A food allergy is an abnormal response of the body to a certain food. It is important to know that this is different than a food intolerance, which does not affect the immune system, although some of the same symptoms may be present.

What Causes food allergies? Before having a food allergy reaction, a sensitive child must have been exposed to the food at least once before, or could also be sensitized through breast milk. It is the second time your child eats the food that the allergic symptoms happen.

About 3% of infants have food allergies and about 9% of 1-year-olds. Symptoms appear quickly after eating foods such as milk, eggs, nuts, and fish.

Approximately 90 percent of all food allergies are caused by the following eight foods:

  • Milk
  • Eggs
  • Wheat
  • Soy
  • Tree nuts
  • Peanuts
  • Fish
  • Shellfish

Eggs, milk, and peanuts are the most common causes of food allergies in children, with wheat, soy, and tree nuts also included. Peanuts, tree nuts, fish, and shellfish commonly cause the most severe reactions.

What are the symptoms of food allergy?

Allergic symptoms may begin within minutes to an hour after ingesting the food. The following are the most common symptoms of food allergy. However, each child may experience symptoms differently. Symptoms may include:

  • Vomiting
  • Diarrhea
  • Cramps
  • Hives
  • Swelling
  • Eczema
  • Itching or swelling of the lips, tongue, or mouth
  • Itching or tightness in the throat
  • Difficulty breathing
  • Wheezing
  • Lowered blood pressure

The symptoms of the food allergy may resemble other problems or medical conditions. Always consult your child’s doctor for a diagnosis.

Treatment for food allergy
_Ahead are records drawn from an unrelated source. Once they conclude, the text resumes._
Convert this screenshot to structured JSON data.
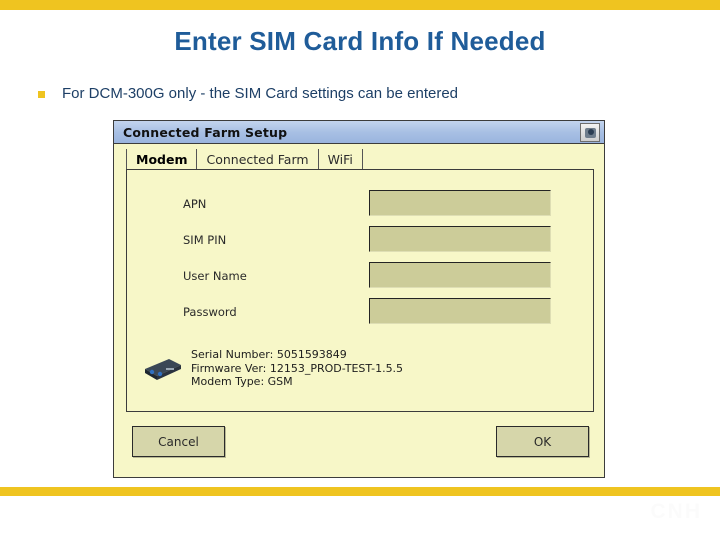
{
  "slide": {
    "title": "Enter SIM Card Info If Needed",
    "bullet_text": "For DCM-300G only  - the SIM Card settings can be entered",
    "watermark": "CNH",
    "accent_color": "#efc420",
    "title_color": "#1f5c99",
    "body_text_color": "#1d3f66"
  },
  "dialog": {
    "title": "Connected Farm Setup",
    "titlebar_button_icon": "camera-globe-icon",
    "background_color": "#f7f7c8",
    "titlebar_color": "#a8c0e4",
    "input_color": "#cccc99",
    "tabs": [
      {
        "label": "Modem",
        "active": true
      },
      {
        "label": "Connected Farm",
        "active": false
      },
      {
        "label": "WiFi",
        "active": false
      }
    ],
    "fields": [
      {
        "label": "APN",
        "value": "",
        "placeholder": ""
      },
      {
        "label": "SIM PIN",
        "value": "",
        "placeholder": ""
      },
      {
        "label": "User Name",
        "value": "",
        "placeholder": ""
      },
      {
        "label": "Password",
        "value": "",
        "placeholder": ""
      }
    ],
    "device_info": {
      "icon": "modem-device-icon",
      "serial_number": "Serial Number: 5051593849",
      "firmware_version": "Firmware Ver: 12153_PROD-TEST-1.5.5",
      "modem_type": "Modem Type: GSM"
    },
    "buttons": {
      "cancel": "Cancel",
      "ok": "OK"
    }
  }
}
There is no medication to prevent food allergies. The goal of treatment is to avoid the foods that cause the symptoms. After seeing your child’s doctor and finding foods to which your child is allergic, it is very important to avoid these foods and other similar foods in that food group. If you are breastfeeding your child, it is important to avoid foods in your diet to which your child is allergic. Small amounts of food allergen may be transmitted to your child through your breast milk and cause a reaction.

It is also important to give vitamins and minerals to your child if he or she is unable to eat certain foods. Discuss this with your child’s doctor.
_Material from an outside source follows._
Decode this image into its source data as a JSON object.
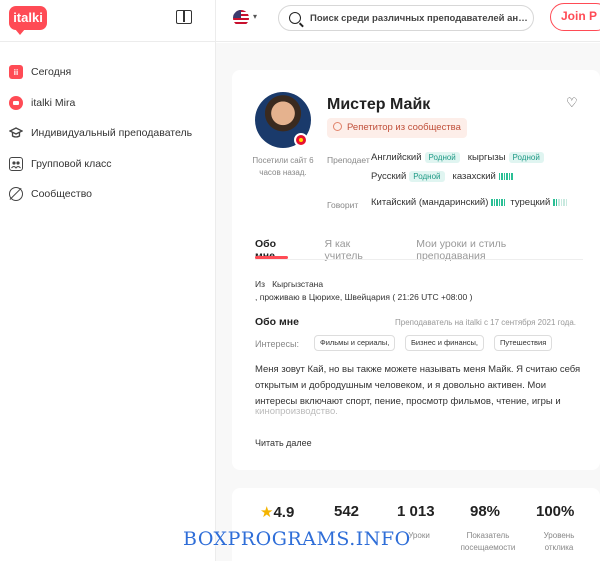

For children who have had a severe food reaction, your child’s health care provider may prescribe an emergency kit that contains epinephrine, which helps stop the symptoms of severe reactions. Consult your child’s doctor for further information.

Some children, under the direction of their health care provider, may be given certain foods again after three to six months to see if he or she has outgrown the allergy. Many allergies may be short-term in children and the food may be tolerated after the age of 3 or 4.
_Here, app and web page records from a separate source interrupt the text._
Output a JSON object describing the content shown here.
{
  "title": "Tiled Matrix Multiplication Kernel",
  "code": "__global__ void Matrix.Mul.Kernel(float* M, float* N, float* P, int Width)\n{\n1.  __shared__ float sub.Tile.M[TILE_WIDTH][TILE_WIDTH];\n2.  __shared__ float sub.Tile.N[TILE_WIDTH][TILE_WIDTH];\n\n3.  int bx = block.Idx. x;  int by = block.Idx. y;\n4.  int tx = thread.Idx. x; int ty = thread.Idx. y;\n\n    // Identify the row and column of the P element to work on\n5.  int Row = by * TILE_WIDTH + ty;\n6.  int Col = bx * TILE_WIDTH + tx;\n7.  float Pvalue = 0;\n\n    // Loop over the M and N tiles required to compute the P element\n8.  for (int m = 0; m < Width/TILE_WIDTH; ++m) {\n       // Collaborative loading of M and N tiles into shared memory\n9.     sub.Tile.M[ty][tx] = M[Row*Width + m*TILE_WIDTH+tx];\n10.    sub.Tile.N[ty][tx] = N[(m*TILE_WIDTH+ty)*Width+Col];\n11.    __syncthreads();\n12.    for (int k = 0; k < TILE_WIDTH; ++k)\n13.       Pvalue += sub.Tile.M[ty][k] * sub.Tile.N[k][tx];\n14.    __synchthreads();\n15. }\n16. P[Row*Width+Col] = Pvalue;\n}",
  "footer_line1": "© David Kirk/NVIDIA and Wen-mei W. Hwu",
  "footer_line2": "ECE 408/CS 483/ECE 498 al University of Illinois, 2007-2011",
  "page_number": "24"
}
Prevention of food allergies

The development of food allergies cannot be prevented, but can often be delayed in infants by following these recommendations:

  • If possible, breastfeed your infant for the first six months.
  • Do not give solid foods until your child is 6 months of age or older.
  • Avoid cow’s milk, wheat, eggs, peanuts, and fish during your child’s first year of life.